On Monday, February 17, the Office of the City Clerk will officially loan the original, hand-carved wooden City of San Antonio Seal to Deutsches Hygiene-Museum in Dresden, Germany. The hand-carved City Seal, created by Johannes C. Scholze in 1925, will be featured in an exhibit called “Migration and Diversity in Germany Today.” The exhibit will explore contributions that persons of German Heritage made to the countries they immigrated to. The exhibition begins on March 8 and runs through October 12, 2014.
This exchange between San Antonio and Dresden showcases the strong ties between the two cities. San Antonio and Dresden shared an Economic and Cultural Alliance Relationship from 2009 to 2011 as a means to strengthen the synergies between the two cities, especially in the biomedical and cultural sectors.
"San Antonio is a proud international city with rich contributions from many countries and cultures. This is an excellent opportunity to highlight our strong economic and cultural ties with our friends in Dresden," Mayor Julián Castro said.

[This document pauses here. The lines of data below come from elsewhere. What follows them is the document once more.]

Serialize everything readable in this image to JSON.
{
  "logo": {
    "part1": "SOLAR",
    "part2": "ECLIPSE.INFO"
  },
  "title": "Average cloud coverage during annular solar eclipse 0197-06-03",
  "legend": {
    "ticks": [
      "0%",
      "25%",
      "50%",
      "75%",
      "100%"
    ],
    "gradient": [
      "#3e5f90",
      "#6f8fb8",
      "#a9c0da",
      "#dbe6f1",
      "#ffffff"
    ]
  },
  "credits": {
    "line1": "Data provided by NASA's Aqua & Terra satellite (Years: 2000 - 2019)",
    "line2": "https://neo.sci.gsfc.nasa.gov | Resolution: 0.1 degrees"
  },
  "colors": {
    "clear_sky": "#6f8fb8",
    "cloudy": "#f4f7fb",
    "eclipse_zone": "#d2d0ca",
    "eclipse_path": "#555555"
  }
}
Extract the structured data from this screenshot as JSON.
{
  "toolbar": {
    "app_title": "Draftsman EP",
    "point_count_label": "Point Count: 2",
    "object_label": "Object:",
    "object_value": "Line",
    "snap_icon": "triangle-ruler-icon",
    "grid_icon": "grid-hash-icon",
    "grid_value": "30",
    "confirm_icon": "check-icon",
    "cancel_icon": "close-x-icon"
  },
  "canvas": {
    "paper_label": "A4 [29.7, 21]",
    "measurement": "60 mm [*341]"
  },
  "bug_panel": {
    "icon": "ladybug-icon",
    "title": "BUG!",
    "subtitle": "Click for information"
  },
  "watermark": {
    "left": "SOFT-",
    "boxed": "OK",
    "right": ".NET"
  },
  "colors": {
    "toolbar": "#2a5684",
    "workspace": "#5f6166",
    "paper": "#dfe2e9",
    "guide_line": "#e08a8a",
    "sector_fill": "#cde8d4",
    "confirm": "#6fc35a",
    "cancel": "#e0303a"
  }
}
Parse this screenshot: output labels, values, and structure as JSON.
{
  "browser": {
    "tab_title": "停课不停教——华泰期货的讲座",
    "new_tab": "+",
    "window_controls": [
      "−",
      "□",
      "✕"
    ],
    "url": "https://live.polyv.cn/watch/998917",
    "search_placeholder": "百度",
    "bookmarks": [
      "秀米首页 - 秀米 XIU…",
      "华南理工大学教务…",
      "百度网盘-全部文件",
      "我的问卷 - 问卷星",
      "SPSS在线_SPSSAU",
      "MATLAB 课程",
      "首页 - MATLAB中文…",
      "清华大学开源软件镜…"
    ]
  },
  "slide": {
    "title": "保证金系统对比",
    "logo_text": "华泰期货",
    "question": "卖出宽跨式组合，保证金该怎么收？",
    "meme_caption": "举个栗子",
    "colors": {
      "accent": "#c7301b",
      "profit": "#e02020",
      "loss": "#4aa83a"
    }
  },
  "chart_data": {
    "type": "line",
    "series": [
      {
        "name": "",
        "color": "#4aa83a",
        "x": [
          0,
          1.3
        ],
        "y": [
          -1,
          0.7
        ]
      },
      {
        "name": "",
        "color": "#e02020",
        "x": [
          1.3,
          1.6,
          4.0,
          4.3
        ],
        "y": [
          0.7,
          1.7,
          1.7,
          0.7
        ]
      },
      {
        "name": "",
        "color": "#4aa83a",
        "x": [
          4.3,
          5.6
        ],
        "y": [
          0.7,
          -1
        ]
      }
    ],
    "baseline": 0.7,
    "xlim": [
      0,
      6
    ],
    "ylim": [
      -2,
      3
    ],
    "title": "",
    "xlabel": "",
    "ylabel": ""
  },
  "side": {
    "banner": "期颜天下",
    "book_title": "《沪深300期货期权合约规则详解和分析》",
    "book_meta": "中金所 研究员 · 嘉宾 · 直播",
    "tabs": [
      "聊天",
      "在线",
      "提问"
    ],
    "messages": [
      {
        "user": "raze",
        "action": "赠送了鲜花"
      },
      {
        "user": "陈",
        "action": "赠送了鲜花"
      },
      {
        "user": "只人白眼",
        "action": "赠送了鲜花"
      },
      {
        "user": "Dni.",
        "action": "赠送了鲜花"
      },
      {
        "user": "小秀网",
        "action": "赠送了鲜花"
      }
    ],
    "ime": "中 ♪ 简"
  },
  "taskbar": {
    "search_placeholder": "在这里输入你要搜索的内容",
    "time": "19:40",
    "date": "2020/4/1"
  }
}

Scholze grew up in Pottshappel, Germany near Dresden where he learned the traditional craft of woodcarving. He moved to Texas in 1925 and started a local business as a master woodcarver and furniture designer. During his second month in San Antonio, then-Mayor John W. Tobin asked Scholze to design and carve a seal for the City of San Antonio. Scholze carved the seal out of oak wood and presented it to the City of San Antonio in September 1925. Hand-carved details on the seal include: The Alamo, (at the top), the Lone Star of Texas and the words “Libertatis Cunabula,” which is Latin for “Cradle of Liberty.”
Scholze resided in San Antonio until his death in 2005. The emblem was not designated as the City’s Official Seal until 1981. At that time, City Council approved it to be used to identify the City on all official documents and papers and it is still used for that purpose today.
For more information regarding the City of San Antonio Seal, contact San Antonio City Clerk Leticia Vacek at 210-207-7253. For more information on the exhibit, visit the Deutsches Hygiene-Museum.